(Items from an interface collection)

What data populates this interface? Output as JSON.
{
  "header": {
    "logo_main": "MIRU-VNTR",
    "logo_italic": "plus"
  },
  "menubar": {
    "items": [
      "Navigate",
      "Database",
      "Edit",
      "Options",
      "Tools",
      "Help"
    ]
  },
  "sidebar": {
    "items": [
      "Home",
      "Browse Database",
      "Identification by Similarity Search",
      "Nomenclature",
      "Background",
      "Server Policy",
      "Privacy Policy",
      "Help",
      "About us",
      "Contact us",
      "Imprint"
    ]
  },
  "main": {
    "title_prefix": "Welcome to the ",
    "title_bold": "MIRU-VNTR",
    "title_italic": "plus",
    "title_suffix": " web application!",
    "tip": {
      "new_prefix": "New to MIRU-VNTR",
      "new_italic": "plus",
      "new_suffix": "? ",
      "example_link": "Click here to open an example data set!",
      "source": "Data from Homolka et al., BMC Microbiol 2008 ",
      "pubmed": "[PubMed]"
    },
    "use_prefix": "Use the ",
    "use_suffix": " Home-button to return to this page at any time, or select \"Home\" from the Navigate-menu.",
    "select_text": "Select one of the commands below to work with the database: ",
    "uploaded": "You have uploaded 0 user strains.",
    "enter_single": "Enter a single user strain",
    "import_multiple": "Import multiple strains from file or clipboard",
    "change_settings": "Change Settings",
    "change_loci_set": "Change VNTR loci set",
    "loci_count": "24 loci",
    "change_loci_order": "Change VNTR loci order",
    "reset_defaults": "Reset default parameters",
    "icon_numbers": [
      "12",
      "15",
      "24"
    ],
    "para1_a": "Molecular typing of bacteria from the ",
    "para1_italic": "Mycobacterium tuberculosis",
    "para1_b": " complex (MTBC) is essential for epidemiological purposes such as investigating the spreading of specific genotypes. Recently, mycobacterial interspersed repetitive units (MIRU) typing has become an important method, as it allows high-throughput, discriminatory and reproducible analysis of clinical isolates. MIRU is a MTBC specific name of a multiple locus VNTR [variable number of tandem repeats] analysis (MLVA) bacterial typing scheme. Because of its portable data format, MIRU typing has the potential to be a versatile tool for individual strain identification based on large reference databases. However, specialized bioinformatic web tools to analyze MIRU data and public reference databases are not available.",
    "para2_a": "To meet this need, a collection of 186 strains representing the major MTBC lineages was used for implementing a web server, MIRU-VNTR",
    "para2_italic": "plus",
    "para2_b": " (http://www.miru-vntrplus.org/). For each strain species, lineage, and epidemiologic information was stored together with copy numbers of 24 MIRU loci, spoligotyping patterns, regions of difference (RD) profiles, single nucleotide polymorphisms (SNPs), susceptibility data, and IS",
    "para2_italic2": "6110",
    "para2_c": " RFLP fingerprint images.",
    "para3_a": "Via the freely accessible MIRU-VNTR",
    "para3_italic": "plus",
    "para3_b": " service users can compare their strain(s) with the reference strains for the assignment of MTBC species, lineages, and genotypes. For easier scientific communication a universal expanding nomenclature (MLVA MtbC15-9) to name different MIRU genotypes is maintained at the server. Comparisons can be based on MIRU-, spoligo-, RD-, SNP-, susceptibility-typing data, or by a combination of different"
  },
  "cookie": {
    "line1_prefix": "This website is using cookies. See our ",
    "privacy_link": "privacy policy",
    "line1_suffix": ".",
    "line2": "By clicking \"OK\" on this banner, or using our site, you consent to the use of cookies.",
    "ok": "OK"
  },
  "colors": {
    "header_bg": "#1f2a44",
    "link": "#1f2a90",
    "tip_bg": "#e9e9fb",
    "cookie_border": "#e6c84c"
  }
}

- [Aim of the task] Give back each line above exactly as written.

- [Task answer]
What data populates this interface? Output as JSON.
{
  "header": {
    "logo_main": "MIRU-VNTR",
    "logo_italic": "plus"
  },
  "menubar": {
    "items": [
      "Navigate",
      "Database",
      "Edit",
      "Options",
      "Tools",
      "Help"
    ]
  },
  "sidebar": {
    "items": [
      "Home",
      "Browse Database",
      "Identification by Similarity Search",
      "Nomenclature",
      "Background",
      "Server Policy",
      "Privacy Policy",
      "Help",
      "About us",
      "Contact us",
      "Imprint"
    ]
  },
  "main": {
    "title_prefix": "Welcome to the ",
    "title_bold": "MIRU-VNTR",
    "title_italic": "plus",
    "title_suffix": " web application!",
    "tip": {
      "new_prefix": "New to MIRU-VNTR",
      "new_italic": "plus",
      "new_suffix": "? ",
      "example_link": "Click here to open an example data set!",
      "source": "Data from Homolka et al., BMC Microbiol 2008 ",
      "pubmed": "[PubMed]"
    },
    "use_prefix": "Use the ",
    "use_suffix": " Home-button to return to this page at any time, or select \"Home\" from the Navigate-menu.",
    "select_text": "Select one of the commands below to work with the database: ",
    "uploaded": "You have uploaded 0 user strains.",
    "enter_single": "Enter a single user strain",
    "import_multiple": "Import multiple strains from file or clipboard",
    "change_settings": "Change Settings",
    "change_loci_set": "Change VNTR loci set",
    "loci_count": "24 loci",
    "change_loci_order": "Change VNTR loci order",
    "reset_defaults": "Reset default parameters",
    "icon_numbers": [
      "12",
      "15",
      "24"
    ],
    "para1_a": "Molecular typing of bacteria from the ",
    "para1_italic": "Mycobacterium tuberculosis",
    "para1_b": " complex (MTBC) is essential for epidemiological purposes such as investigating the spreading of specific genotypes. Recently, mycobacterial interspersed repetitive units (MIRU) typing has become an important method, as it allows high-throughput, discriminatory and reproducible analysis of clinical isolates. MIRU is a MTBC specific name of a multiple locus VNTR [variable number of tandem repeats] analysis (MLVA) bacterial typing scheme. Because of its portable data format, MIRU typing has the potential to be a versatile tool for individual strain identification based on large reference databases. However, specialized bioinformatic web tools to analyze MIRU data and public reference databases are not available.",
    "para2_a": "To meet this need, a collection of 186 strains representing the major MTBC lineages was used for implementing a web server, MIRU-VNTR",
    "para2_italic": "plus",
    "para2_b": " (http://www.miru-vntrplus.org/). For each strain species, lineage, and epidemiologic information was stored together with copy numbers of 24 MIRU loci, spoligotyping patterns, regions of difference (RD) profiles, single nucleotide polymorphisms (SNPs), susceptibility data, and IS",
    "para2_italic2": "6110",
    "para2_c": " RFLP fingerprint images.",
    "para3_a": "Via the freely accessible MIRU-VNTR",
    "para3_italic": "plus",
    "para3_b": " service users can compare their strain(s) with the reference strains for the assignment of MTBC species, lineages, and genotypes. For easier scientific communication a universal expanding nomenclature (MLVA MtbC15-9) to name different MIRU genotypes is maintained at the server. Comparisons can be based on MIRU-, spoligo-, RD-, SNP-, susceptibility-typing data, or by a combination of different"
  },
  "cookie": {
    "line1_prefix": "This website is using cookies. See our ",
    "privacy_link": "privacy policy",
    "line1_suffix": ".",
    "line2": "By clicking \"OK\" on this banner, or using our site, you consent to the use of cookies.",
    "ok": "OK"
  },
  "colors": {
    "header_bg": "#1f2a44",
    "link": "#1f2a90",
    "tip_bg": "#e9e9fb",
    "cookie_border": "#e6c84c"
  }
}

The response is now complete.